Although Airbnb, Uber and oDesk have been at the forefront of the collaborative economy, it seems that Google is now gearing up to join them and will play a major role in this market going forward. Not only is the technology giant literally joining them (Google initially invested $258 million in Uber and is partnered with Airbnb), it’s also developing it’s own offerings to rival these businesses, and to provide solutions to other consumer problems that are better met within a collaborative market.
The most intriguing venture that Google has taken on is the ‘Google Self-Driving Car’ project, which as the name suggests, involves developing autonomous cars. Where this really hits home from a marketing perspective is how it’ll change consumer purchase behaviour within practically every industry imaginable. The automotive market is perhaps the first, with there most likely being a turnaround in car ownership as people begin to share or rent cars when they need them, as opposed to owning them outright. Other industries that may also see a complete turnaround are the fast-food, clothing, and grocery industries, with people becoming even less inclined to actually go and shop in person, and instead order and have good and services delivered to their homes.
|The Google Self-Driving Car Prototype (Source: BBC UK)|
It’ll probably be another 5-10 years before the Google Self-Driving Car and other technologies in this market really come into play, but it’s eye-opening how many industries are likely to be overhauled by the collaborative economy. What this does suggest is that in many cases, we as people are better able to meet each others needs by sharing and collaborating, instead of relying solely on third party sources.
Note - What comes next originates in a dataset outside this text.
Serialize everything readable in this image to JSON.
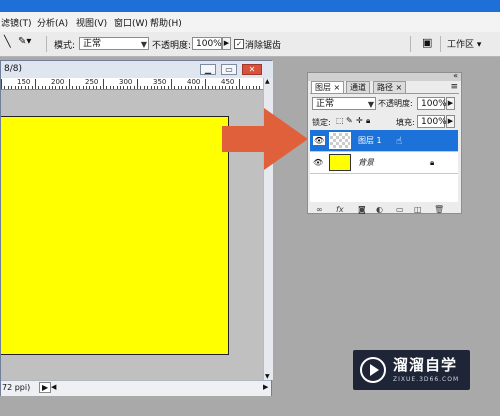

Although the collaborative economy won’t be the answer to all our problems, it does seem to address some, and is doing a pretty good job of it too.
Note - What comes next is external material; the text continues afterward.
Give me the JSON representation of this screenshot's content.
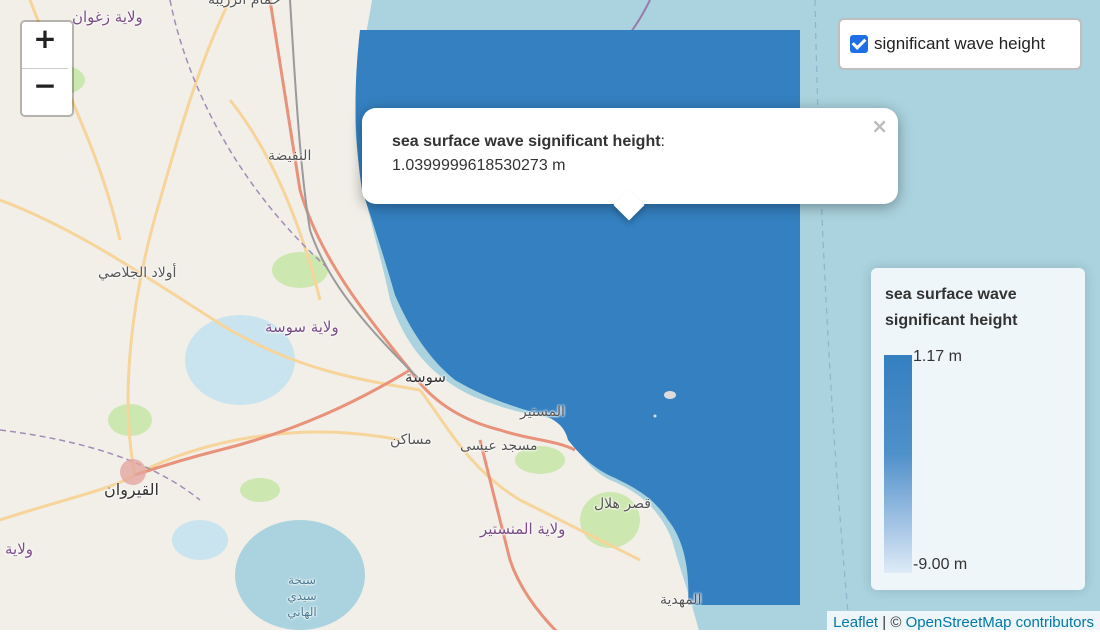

To read more about Google’s recent investments in the Collaborative Economy, visit the Web-Strategist blog.
By Salil Kumar
Current student in the Master of Marketing program at the University of Sydney Business School